-- Opening Marker --

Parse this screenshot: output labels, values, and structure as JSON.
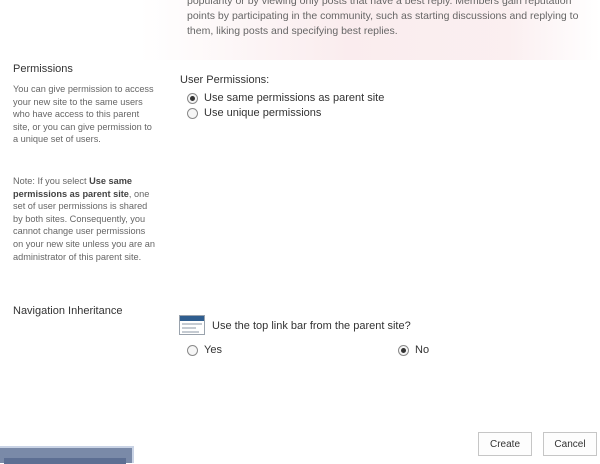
{
  "intro": {
    "lines": [
      "popularity or by viewing only posts that have a best reply. Members gain reputation",
      "points by participating in the community, such as starting discussions and replying to",
      "them, liking posts and specifying best replies."
    ]
  },
  "permissions": {
    "title": "Permissions",
    "description": "You can give permission to access your new site to the same users who have access to this parent site, or you can give permission to a unique set of users.",
    "note_prefix": "Note: If you select ",
    "note_bold": "Use same permissions as parent site",
    "note_suffix": ", one set of user permissions is shared by both sites. Consequently, you cannot change user permissions on your new site unless you are an administrator of this parent site.",
    "field_label": "User Permissions:",
    "options": [
      {
        "label": "Use same permissions as parent site",
        "selected": true
      },
      {
        "label": "Use unique permissions",
        "selected": false
      }
    ]
  },
  "navigation": {
    "title": "Navigation Inheritance",
    "question": "Use the top link bar from the parent site?",
    "icon": "top-link-bar-icon",
    "options": [
      {
        "label": "Yes",
        "selected": false
      },
      {
        "label": "No",
        "selected": true
      }
    ]
  },
  "buttons": {
    "create": "Create",
    "cancel": "Cancel"
  }
}
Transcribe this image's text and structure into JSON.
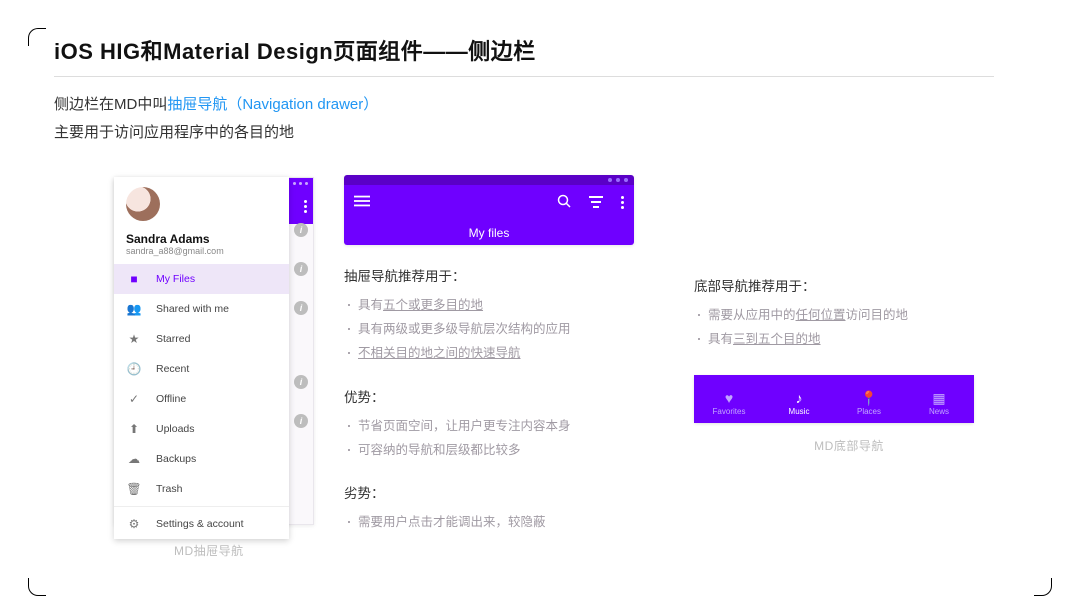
{
  "title": "iOS HIG和Material Design页面组件——侧边栏",
  "intro": {
    "l1a": "侧边栏在MD中叫",
    "l1b": "抽屉导航（Navigation drawer）",
    "l2": "主要用于访问应用程序中的各目的地"
  },
  "drawer": {
    "user_name": "Sandra Adams",
    "user_email": "sandra_a88@gmail.com",
    "items": [
      {
        "icon": "folder-icon",
        "glyph": "■",
        "label": "My Files",
        "active": true
      },
      {
        "icon": "people-icon",
        "glyph": "👥",
        "label": "Shared with me"
      },
      {
        "icon": "star-icon",
        "glyph": "★",
        "label": "Starred"
      },
      {
        "icon": "clock-icon",
        "glyph": "🕘",
        "label": "Recent"
      },
      {
        "icon": "offline-icon",
        "glyph": "✓",
        "label": "Offline"
      },
      {
        "icon": "upload-icon",
        "glyph": "⬆",
        "label": "Uploads"
      },
      {
        "icon": "cloud-icon",
        "glyph": "☁",
        "label": "Backups"
      },
      {
        "icon": "trash-icon",
        "glyph": "🗑",
        "label": "Trash"
      },
      {
        "icon": "gear-icon",
        "glyph": "⚙",
        "label": "Settings & account"
      }
    ],
    "caption": "MD抽屉导航"
  },
  "myfiles": {
    "label": "My files"
  },
  "drawer_rec": {
    "heading": "抽屉导航推荐用于：",
    "bullets": [
      {
        "pre": "具有",
        "ul": "五个或更多目的地",
        "post": ""
      },
      {
        "pre": "具有两级或更多级导航层次结构的应用",
        "ul": "",
        "post": ""
      },
      {
        "pre": "",
        "ul": "不相关目的地之间的快速导航",
        "post": ""
      }
    ]
  },
  "pros": {
    "heading": "优势：",
    "bullets": [
      {
        "pre": "节省页面空间，让用户更专注内容本身",
        "ul": "",
        "post": ""
      },
      {
        "pre": "可容纳的导航和层级都比较多",
        "ul": "",
        "post": ""
      }
    ]
  },
  "cons": {
    "heading": "劣势：",
    "bullets": [
      {
        "pre": "需要用户点击才能调出来，较隐蔽",
        "ul": "",
        "post": ""
      }
    ]
  },
  "bottom_rec": {
    "heading": "底部导航推荐用于：",
    "bullets": [
      {
        "pre": "需要从应用中的",
        "ul": "任何位置",
        "post": "访问目的地"
      },
      {
        "pre": "具有",
        "ul": "三到五个目的地",
        "post": ""
      }
    ]
  },
  "bottom_nav": {
    "items": [
      {
        "icon": "heart-icon",
        "glyph": "♥",
        "label": "Favorites"
      },
      {
        "icon": "music-icon",
        "glyph": "♪",
        "label": "Music",
        "active": true
      },
      {
        "icon": "place-icon",
        "glyph": "📍",
        "label": "Places"
      },
      {
        "icon": "news-icon",
        "glyph": "▦",
        "label": "News"
      }
    ],
    "caption": "MD底部导航"
  },
  "info_dot": "i"
}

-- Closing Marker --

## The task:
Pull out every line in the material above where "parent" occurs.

## Solution below:
    "description": "You can give permission to access your new site to the same users who have access to this parent site, or you can give permission to a unique set of users.",
    "note_bold": "Use same permissions as parent site",
    "note_suffix": ", one set of user permissions is shared by both sites. Consequently, you cannot change user permissions on your new site unless you are an administrator of this parent site.",
        "label": "Use same permissions as parent site",
    "question": "Use the top link bar from the parent site?",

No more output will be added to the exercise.